Read 100 bytes including Aid, Tid, Bid, Delta from terminal (see Clause 1.3)BEGIN TRANSACTIONUpdate Account where Account_ID = Aid: Read Account_Balance from Account Set Account_Balance = Account_Balance + Delta Write Account_Balance to AccountWrite to History: Aid, Tid, Bid, Delta, Time_stampUpdate Teller where Teller_ID = Tid: Set Teller_Balance = Teller_Balance + Delta Write Teller_Balance to TellerUpdate Branch where Branch_ID = Bid: Set Branch_Balance = Branch_Balance + Delta Write Branch_Balance to BranchCOMMIT TRANSACTIONWrite 200 bytes including Aid, Tid, Bid, Delta, Account_Balance to terminal

tpc a database schema
TPC-A Database Schema












Table Name




10 Terminals per Branch row

10 second cycle time per terminal

1 transaction/second per Branch row

tpc a transaction
TPC-A Transaction
  • Workload is vertically aligned with Branch
    • Makes scaling easy
    • But not very realistic
  • 15% of accounts non-local
    • Produces cross database activity
  • What’s good about TPC-A?
    • Easy to understand
    • Easy to measured
    • Stresses high transaction rate, lots of physical IO
  • What’s bad about TPC-A?
    • Too simplistic!
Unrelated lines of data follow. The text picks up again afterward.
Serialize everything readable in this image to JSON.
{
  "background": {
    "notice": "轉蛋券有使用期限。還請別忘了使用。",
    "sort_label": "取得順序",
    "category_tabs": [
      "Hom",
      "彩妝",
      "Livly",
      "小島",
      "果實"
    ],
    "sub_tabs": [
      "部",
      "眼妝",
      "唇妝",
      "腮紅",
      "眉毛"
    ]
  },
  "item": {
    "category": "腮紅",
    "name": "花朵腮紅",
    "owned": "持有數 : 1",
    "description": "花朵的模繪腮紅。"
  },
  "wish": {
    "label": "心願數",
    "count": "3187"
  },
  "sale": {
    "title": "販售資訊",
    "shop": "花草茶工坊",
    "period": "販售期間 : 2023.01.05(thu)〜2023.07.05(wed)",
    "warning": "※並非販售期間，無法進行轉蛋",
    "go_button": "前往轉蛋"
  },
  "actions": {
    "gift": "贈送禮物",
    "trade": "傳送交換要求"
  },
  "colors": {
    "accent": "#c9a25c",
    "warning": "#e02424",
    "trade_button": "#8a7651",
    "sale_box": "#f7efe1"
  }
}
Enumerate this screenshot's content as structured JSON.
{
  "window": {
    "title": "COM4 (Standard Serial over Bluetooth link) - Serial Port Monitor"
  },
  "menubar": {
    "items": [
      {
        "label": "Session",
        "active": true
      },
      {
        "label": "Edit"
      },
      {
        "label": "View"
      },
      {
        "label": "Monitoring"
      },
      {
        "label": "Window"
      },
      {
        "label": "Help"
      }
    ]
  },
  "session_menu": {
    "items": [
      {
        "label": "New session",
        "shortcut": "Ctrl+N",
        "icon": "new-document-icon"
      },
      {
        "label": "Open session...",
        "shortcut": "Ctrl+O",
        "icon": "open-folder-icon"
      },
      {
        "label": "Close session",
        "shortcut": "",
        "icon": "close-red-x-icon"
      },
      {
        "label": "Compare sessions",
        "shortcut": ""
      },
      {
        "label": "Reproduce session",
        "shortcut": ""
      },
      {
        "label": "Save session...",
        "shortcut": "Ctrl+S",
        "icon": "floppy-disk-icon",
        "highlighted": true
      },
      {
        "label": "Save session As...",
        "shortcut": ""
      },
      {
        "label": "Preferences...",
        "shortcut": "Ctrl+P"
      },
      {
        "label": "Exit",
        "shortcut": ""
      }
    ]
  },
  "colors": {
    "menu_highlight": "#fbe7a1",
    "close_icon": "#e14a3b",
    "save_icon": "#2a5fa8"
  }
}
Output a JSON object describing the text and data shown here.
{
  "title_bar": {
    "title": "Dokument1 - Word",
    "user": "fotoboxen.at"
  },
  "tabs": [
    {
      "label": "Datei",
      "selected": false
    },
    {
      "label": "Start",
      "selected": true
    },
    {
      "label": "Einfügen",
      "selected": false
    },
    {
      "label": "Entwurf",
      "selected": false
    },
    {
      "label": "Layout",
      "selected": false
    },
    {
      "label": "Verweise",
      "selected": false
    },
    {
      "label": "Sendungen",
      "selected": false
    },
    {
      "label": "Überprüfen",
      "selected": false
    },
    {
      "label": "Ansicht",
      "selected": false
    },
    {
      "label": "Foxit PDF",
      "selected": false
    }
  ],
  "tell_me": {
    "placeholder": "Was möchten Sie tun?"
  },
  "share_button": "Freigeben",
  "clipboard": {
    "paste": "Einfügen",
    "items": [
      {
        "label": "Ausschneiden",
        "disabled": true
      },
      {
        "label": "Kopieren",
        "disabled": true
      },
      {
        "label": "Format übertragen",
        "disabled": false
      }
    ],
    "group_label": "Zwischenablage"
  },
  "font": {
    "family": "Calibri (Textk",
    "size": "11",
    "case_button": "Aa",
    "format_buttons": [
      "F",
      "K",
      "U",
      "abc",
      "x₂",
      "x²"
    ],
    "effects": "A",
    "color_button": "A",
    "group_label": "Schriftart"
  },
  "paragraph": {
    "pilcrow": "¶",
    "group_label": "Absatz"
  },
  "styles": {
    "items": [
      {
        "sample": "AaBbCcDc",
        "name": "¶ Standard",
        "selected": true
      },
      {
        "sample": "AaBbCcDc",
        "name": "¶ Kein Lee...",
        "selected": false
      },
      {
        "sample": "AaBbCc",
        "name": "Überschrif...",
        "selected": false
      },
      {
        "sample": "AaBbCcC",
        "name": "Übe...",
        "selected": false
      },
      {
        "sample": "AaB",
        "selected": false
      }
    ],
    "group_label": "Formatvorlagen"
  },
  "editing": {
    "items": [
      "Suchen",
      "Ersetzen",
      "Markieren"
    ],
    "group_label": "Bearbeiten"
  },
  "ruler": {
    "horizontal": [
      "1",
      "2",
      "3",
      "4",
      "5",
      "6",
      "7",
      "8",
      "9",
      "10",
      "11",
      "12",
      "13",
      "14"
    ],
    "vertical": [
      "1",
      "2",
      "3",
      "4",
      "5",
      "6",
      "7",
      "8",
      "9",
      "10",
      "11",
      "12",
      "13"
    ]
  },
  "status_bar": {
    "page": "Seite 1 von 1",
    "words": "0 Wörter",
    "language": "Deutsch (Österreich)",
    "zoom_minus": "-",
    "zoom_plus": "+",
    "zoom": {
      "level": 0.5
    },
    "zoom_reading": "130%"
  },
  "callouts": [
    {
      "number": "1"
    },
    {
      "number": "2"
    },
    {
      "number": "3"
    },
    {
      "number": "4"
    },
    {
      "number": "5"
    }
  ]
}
Lends itself to unrealistic optimizations
tpc a design rationale
TPC-A Design Rationale
  • Branch & Teller
    • in cache, hotspot on branch
  • Account
    • too big to cache Þ requires disk access
  • History
    • sequential insert
    • hotspot at end
    • 90-day capacity ensures reasonable ratio of disk to cpu
rte sut



Host System(s)






T - C

C - S

S - S













Response Time Measured Here

  • RTE - Remote Terminal Emulator
    • Emulates real user behavior
      • Submits txns to SUT, measures RT
      • Transaction rate includes think time
      • Many, many users (10 x tpsA)
  • SUT - System Under Test
    • All components except for terminal
  • Model of system:
tpc a metric
TPC-A Metric
  • tpsA = transactions per second, average rate over 15+ minute interval, at which 90% of txns get <= 2 second RT
tpc a price
TPC-A Price
  • Price
    • 5 year Cost of Ownership: hardware, software, maintenance
    • Does not include development, comm lines, operators, power, cooling, etc.
    • Strict pricing model Þ one of TPC’s big contributions
    • List prices
    • System must be orderable & commercially available
    • Committed ship date
differences between tpc a and tpc b
Differences between TPC-A and TPC-B
  • TPC-B is database only portion of TPC-A
    • No terminals
    • No think times
  • TPC-B reduces history capacity to 30 days
    • Less disk in priced configuration
  • TPC-B was easier to configure and run, BUT
    • Even though TPC-B was more popular with vendors, it did not have much credibility with customers.
tpc loopholes
TPC Loopholes
  • Pricing
    • Package pricing
    • Price does not include cost of five star wizards needed to get optimal performance, so performance is not what a customer could get.
  • Client/Server
    • Offload presentation services to cheap clients, but report performance of server
  • Benchmark specials
    • Discrete transactions
    • Custom transaction monitors
    • Hand coded presentation services